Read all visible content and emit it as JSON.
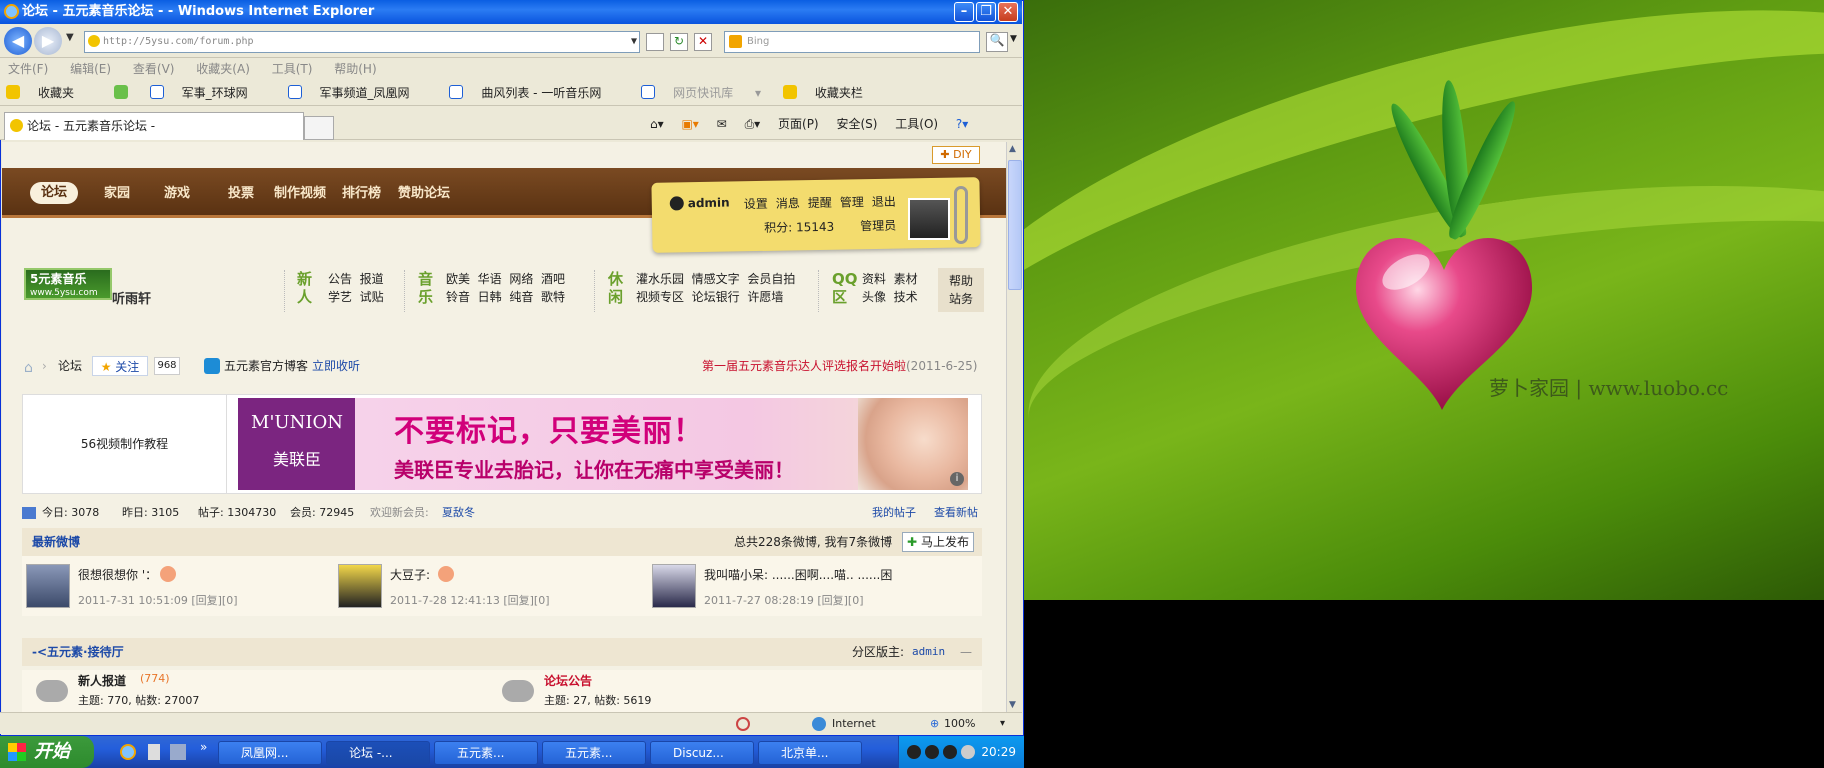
{
  "window": {
    "title": "论坛 - 五元素音乐论坛 - - Windows Internet Explorer"
  },
  "address": {
    "url": "http://5ysu.com/forum.php",
    "search_placeholder": "Bing"
  },
  "menu": [
    "文件(F)",
    "编辑(E)",
    "查看(V)",
    "收藏夹(A)",
    "工具(T)",
    "帮助(H)"
  ],
  "favorites": {
    "label": "收藏夹",
    "links": [
      "军事_环球网",
      "军事频道_凤凰网",
      "曲风列表 - 一听音乐网",
      "网页快讯库",
      "收藏夹栏"
    ]
  },
  "tab": {
    "active_title": "论坛 - 五元素音乐论坛 -"
  },
  "commandbar": [
    "页面(P)",
    "安全(S)",
    "工具(O)"
  ],
  "site": {
    "diy": "DIY",
    "nav": [
      "论坛",
      "家园",
      "游戏",
      "投票",
      "制作视频",
      "排行榜",
      "赞助论坛"
    ],
    "user": {
      "name": "admin",
      "links": [
        "设置",
        "消息",
        "提醒",
        "管理",
        "退出"
      ],
      "points_label": "积分: 15143",
      "role": "管理员"
    },
    "logo_line1": "5元素音乐",
    "logo_line2": "www.5ysu.com",
    "logo_suffix": "听雨轩",
    "categories": [
      {
        "lead": "新人",
        "row1": [
          "公告",
          "报道"
        ],
        "row2": [
          "学艺",
          "试贴"
        ]
      },
      {
        "lead": "音乐",
        "row1": [
          "欧美",
          "华语",
          "网络",
          "酒吧"
        ],
        "row2": [
          "铃音",
          "日韩",
          "纯音",
          "歌特"
        ]
      },
      {
        "lead": "休闲",
        "row1": [
          "灌水乐园",
          "情感文字",
          "会员自拍"
        ],
        "row2": [
          "视频专区",
          "论坛银行",
          "许愿墙"
        ]
      },
      {
        "lead": "QQ区",
        "row1": [
          "资料",
          "素材"
        ],
        "row2": [
          "头像",
          "技术"
        ]
      }
    ],
    "help": [
      "帮助",
      "站务"
    ],
    "breadcrumb": {
      "current": "论坛",
      "follow": "关注",
      "follow_count": "968",
      "blog": "五元素官方博客",
      "blog_link": "立即收听",
      "notice": "第一届五元素音乐达人评选报名开始啦",
      "notice_date": "(2011-6-25)"
    },
    "ad_left": "56视频制作教程",
    "ad": {
      "brand": "M'UNION",
      "brand_cn": "美联臣",
      "headline": "不要标记，只要美丽！",
      "subline": "美联臣专业去胎记，让你在无痛中享受美丽！"
    },
    "stats": {
      "today": "今日: 3078",
      "yesterday": "昨日: 3105",
      "posts": "帖子: 1304730",
      "members": "会员: 72945",
      "welcome": "欢迎新会员:",
      "newest": "夏敌冬",
      "my_posts": "我的帖子",
      "new_posts": "查看新帖"
    },
    "weibo": {
      "title": "最新微博",
      "summary": "总共228条微博, 我有7条微博",
      "publish": "马上发布",
      "items": [
        {
          "text": "很想很想你 '：",
          "meta": "2011-7-31 10:51:09 [回复][0]"
        },
        {
          "text": "大豆子:",
          "meta": "2011-7-28 12:41:13 [回复][0]"
        },
        {
          "text": "我叫喵小呆: ......困啊....喵.. ......困",
          "meta": "2011-7-27 08:28:19 [回复][0]"
        }
      ]
    },
    "zone": {
      "title": "-<五元素·接待厅",
      "moderator_label": "分区版主:",
      "moderator": "admin"
    },
    "forums": [
      {
        "name": "新人报道",
        "count": "(774)",
        "stats": "主题: 770, 帖数: 27007"
      },
      {
        "name": "论坛公告",
        "stats": "主题: 27, 帖数: 5619"
      }
    ]
  },
  "status": {
    "zone": "Internet",
    "zoom": "100%"
  },
  "taskbar": {
    "start": "开始",
    "tasks": [
      "凤凰网...",
      "论坛 -...",
      "五元素...",
      "五元素...",
      "Discuz...",
      "北京单..."
    ],
    "clock": "20:29"
  },
  "desktop": {
    "brand": "萝卜家园 | www.luobo.cc"
  },
  "colors": {
    "xp_blue": "#0a5ee2",
    "nav_brown": "#6a3e1a",
    "accent_green": "#6aa02c",
    "notice_red": "#c8102e"
  }
}
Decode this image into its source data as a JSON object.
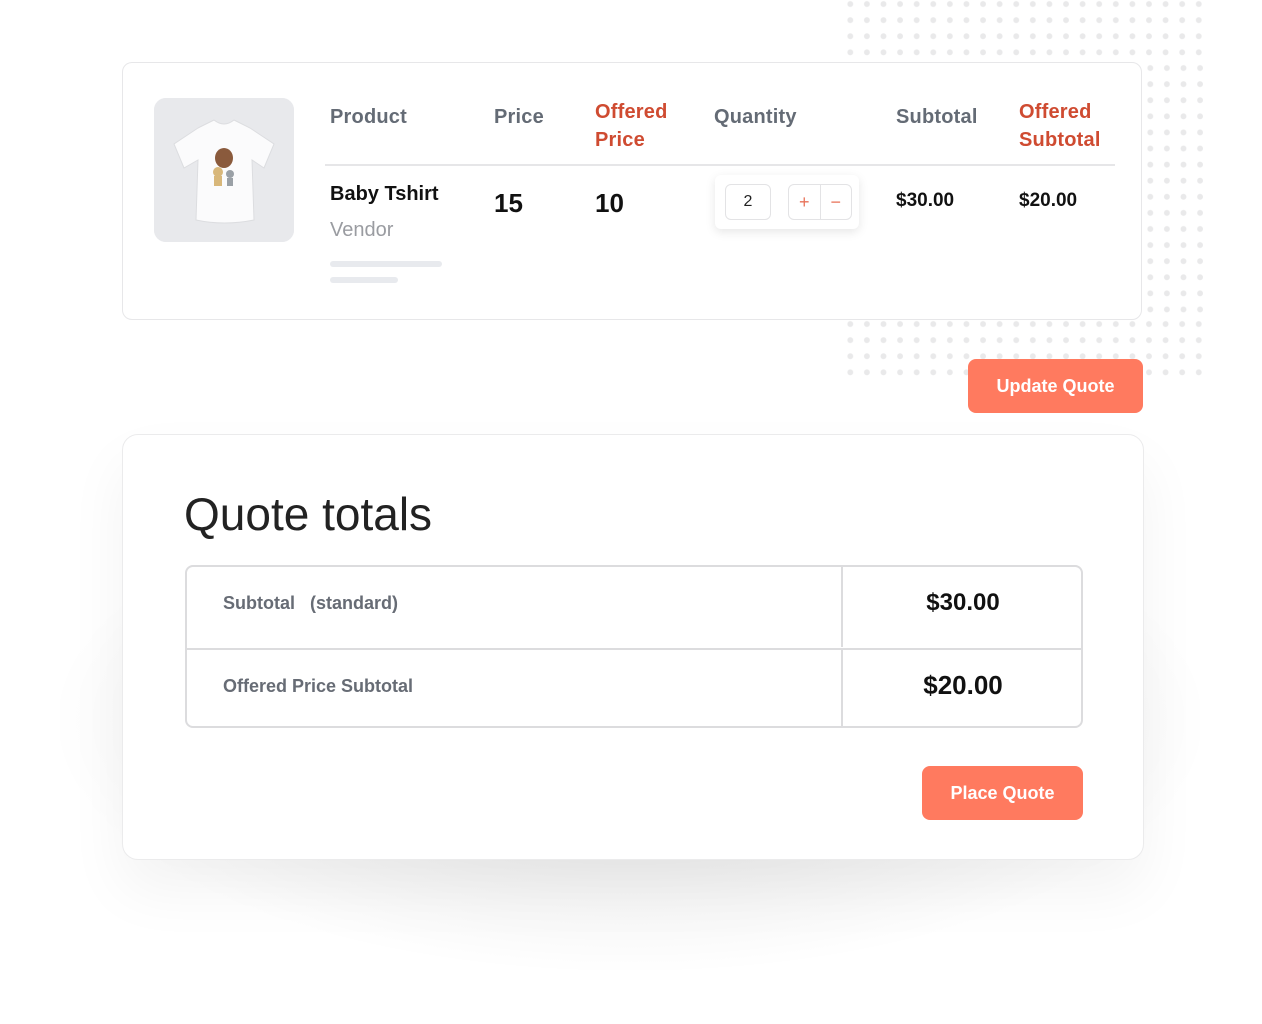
{
  "product_table": {
    "headers": {
      "product": "Product",
      "price": "Price",
      "offered_price": [
        "Offered",
        "Price"
      ],
      "quantity": "Quantity",
      "subtotal": "Subtotal",
      "offered_subtotal": [
        "Offered",
        "Subtotal"
      ]
    },
    "row": {
      "image_alt": "Baby Tshirt product image",
      "name": "Baby Tshirt",
      "vendor": "Vendor",
      "price": "15",
      "offered_price": "10",
      "quantity": "2",
      "subtotal": "$30.00",
      "offered_subtotal": "$20.00"
    },
    "qty_controls": {
      "plus": "+",
      "minus": "−"
    }
  },
  "update_button": "Update Quote",
  "totals": {
    "title": "Quote totals",
    "rows": [
      {
        "label": "Subtotal   (standard)",
        "value": "$30.00"
      },
      {
        "label": "Offered Price Subtotal",
        "value": "$20.00"
      }
    ],
    "place_button": "Place Quote"
  },
  "colors": {
    "accent": "#ff7a5f",
    "accent_text": "#cf4b31",
    "header_text": "#646b75"
  }
}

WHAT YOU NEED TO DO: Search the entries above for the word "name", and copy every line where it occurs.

RESPONSE TO THE EXERCISE:
      "name": "admin",
        "name": "新人报道",
        "name": "论坛公告",
      "name": "Baby Tshirt",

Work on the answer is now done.